I always enjoy listening to Yahoo CEO Carol Bartz. Even as Yahoo continues to redefine itself under her watch, she always comes across as a straight-shooter, someone who will say it like it is rather than hem-haw around a question.
She spent some time on stage with John Battelle today at the Web 2.0 conference, fielding questions on everything from Facebook and Alibaba to social networks and distributed content. She obviously avoided answering questions about rumors of a buyout by private equity firms or an acquisition by AOL.
That just comes with being the CEO of a public company. Of course, she's more than just that. She's an editor-in-chief and publisher now that Yahoo is pushing itself further and further into the news business. You know, they push out the content that they think their users want and serve ads that they think - via their data - that will benefit both user and advertiser. That's the news business - except that it operates in real time and the front page of her news product is personalized 6 million different ways. That's how many combinations it uses to offer something that the usage data suggests will be appealing to the reader - especially on mobile. "When the screens get small, you can't waste a pixel. You have to serve people information they find educational, informational and entertaining."
She's also the head cheerleader for her company, but not in the sense that one might think. She acknowledges that Yahoo has gone through its rough patches and that it's still working on merging its valuable user data out of their niche silos so the company can do more. "I don't think you're tested as a person or a company until you've faced some tough times.

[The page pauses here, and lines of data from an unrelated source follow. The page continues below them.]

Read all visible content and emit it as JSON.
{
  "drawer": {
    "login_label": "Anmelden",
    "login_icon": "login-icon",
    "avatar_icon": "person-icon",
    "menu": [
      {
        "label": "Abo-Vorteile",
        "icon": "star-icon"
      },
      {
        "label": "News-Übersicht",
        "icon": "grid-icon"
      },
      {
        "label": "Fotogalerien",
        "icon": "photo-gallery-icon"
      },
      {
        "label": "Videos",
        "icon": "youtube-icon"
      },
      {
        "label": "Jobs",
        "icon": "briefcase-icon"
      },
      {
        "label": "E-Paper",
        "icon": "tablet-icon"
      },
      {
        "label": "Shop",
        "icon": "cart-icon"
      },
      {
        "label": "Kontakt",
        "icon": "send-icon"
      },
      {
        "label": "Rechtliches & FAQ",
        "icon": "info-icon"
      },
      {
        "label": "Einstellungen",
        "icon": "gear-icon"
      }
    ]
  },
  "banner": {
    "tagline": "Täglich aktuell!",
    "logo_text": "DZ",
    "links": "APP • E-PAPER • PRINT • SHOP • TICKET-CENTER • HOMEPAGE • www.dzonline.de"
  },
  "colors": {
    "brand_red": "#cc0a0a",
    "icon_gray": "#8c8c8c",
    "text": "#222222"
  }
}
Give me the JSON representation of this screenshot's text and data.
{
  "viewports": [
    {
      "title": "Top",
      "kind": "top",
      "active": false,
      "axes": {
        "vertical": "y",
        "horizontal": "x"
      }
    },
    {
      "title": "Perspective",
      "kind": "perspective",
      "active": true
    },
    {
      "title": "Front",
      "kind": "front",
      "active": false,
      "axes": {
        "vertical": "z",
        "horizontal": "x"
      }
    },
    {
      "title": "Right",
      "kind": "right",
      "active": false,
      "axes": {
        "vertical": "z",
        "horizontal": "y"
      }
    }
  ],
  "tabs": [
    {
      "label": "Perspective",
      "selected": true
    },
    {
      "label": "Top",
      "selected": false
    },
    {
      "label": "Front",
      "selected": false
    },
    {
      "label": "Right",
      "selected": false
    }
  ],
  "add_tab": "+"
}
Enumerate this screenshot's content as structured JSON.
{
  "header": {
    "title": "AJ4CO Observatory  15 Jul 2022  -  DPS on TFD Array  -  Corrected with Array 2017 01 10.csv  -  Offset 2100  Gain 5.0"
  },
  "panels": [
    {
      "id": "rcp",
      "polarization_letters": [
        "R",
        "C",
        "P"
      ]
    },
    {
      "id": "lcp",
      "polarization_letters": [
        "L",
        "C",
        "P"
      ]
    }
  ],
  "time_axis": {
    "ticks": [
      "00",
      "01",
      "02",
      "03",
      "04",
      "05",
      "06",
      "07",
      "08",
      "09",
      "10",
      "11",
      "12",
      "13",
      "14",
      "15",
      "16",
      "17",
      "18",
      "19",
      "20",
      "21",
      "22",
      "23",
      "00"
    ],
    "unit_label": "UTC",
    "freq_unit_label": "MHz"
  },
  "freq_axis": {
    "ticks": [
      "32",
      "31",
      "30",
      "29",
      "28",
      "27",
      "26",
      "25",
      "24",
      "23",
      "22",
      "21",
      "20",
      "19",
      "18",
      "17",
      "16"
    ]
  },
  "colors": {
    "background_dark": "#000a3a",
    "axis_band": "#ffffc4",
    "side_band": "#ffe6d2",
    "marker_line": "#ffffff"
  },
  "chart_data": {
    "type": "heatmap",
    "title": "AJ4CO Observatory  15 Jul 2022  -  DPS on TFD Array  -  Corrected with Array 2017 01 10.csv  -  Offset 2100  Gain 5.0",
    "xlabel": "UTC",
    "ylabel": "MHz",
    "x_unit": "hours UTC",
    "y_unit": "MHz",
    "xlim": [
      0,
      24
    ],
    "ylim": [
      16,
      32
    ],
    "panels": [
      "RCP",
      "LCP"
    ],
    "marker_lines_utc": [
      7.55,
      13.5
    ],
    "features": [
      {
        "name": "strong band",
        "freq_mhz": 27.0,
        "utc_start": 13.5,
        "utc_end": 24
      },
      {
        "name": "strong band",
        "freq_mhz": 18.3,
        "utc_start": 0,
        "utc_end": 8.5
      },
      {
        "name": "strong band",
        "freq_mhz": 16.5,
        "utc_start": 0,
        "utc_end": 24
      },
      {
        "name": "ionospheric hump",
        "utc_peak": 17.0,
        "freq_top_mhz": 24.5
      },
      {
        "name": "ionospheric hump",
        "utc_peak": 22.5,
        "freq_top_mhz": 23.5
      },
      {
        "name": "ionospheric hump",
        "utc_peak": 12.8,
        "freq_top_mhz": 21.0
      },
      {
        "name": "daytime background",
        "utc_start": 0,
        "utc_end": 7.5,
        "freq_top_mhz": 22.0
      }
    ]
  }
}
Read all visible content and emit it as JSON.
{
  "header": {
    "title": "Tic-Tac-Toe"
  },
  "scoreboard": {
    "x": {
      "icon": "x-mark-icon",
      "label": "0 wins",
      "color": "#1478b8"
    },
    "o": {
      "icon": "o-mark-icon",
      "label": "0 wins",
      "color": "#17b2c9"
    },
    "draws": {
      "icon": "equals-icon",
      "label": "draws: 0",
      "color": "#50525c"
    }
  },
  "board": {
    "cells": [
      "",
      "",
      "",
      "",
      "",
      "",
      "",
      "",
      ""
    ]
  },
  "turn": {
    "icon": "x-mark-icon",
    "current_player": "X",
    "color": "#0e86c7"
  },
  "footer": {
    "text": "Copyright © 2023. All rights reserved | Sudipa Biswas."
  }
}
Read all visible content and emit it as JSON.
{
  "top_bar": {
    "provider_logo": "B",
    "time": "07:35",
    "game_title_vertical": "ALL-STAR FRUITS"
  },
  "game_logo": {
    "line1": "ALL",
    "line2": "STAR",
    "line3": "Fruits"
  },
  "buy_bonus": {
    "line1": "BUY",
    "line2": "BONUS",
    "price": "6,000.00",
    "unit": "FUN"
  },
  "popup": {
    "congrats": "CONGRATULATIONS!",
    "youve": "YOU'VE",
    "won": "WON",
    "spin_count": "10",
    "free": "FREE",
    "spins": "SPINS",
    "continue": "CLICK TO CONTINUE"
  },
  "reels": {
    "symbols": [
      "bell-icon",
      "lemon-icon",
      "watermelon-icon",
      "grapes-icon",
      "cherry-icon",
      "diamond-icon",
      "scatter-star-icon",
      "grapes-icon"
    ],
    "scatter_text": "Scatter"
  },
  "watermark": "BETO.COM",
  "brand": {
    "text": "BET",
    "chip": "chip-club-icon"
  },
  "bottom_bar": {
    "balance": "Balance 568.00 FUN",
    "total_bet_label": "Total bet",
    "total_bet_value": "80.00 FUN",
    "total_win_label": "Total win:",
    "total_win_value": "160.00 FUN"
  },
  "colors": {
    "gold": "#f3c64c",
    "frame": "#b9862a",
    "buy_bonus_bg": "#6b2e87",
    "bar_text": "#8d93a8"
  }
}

But she's not necessarily rah-rahing every product either, as much as she's instead talking Yahoo for what it is, as opposed to what it isn't. She was asked if the long term growth aspirations of a company like Yahoo is to be the size of Google. She replied:
Of course, who wouldn't aspire to be a Google? But that's not an environment we're in. We're Yahoo. We're not Google. They're a terrific company but one of the first things we did was to explain to people that we're not Google.
They're also not Facebook - though that company's recent push into mail and messaging likely now make them a competitor, a word Bartz used to describe the company. With that said, Facebook also doesn't own the word social. She said:
Social is about human interaction. There's the kind that Facebook does, which, again is a fantastic company. There's also email and messenger, interactive ads and web sites... We're not trying to copy anybody. We're trying to enhance the user experience on Yahoo.
One of the questions thrown at her was about Alibaba, specifically what it would take to get rid of Alibaba? She was clear that Yahoo has no interest in getting rid of Alibaba and went on to praise Yahoo for its smart investment some five years ago in Alibaba. "A billion as turned into many billions. It was a very very smart investment," she said.
On a personal level, her no-nonsense approach comes with dashes of humor and sarcasm and good sportsmanship. To close her interview, she was given one of those fun quizzes where you say the first word that comes to mind when you someone says a word to you. The words and her replies:
- Apple? Beatles. (with a quick wink to the audience)
- Twitter? Tweet.
- Microsoft? Partner.
- Facebook? Competition
- HP? Where's Leo?
- Google? A great company.
A video clip from this conversation will be available later this week. We’ll embed it when the conference organizers release it. A livestream of the events is being made available by conference organizers.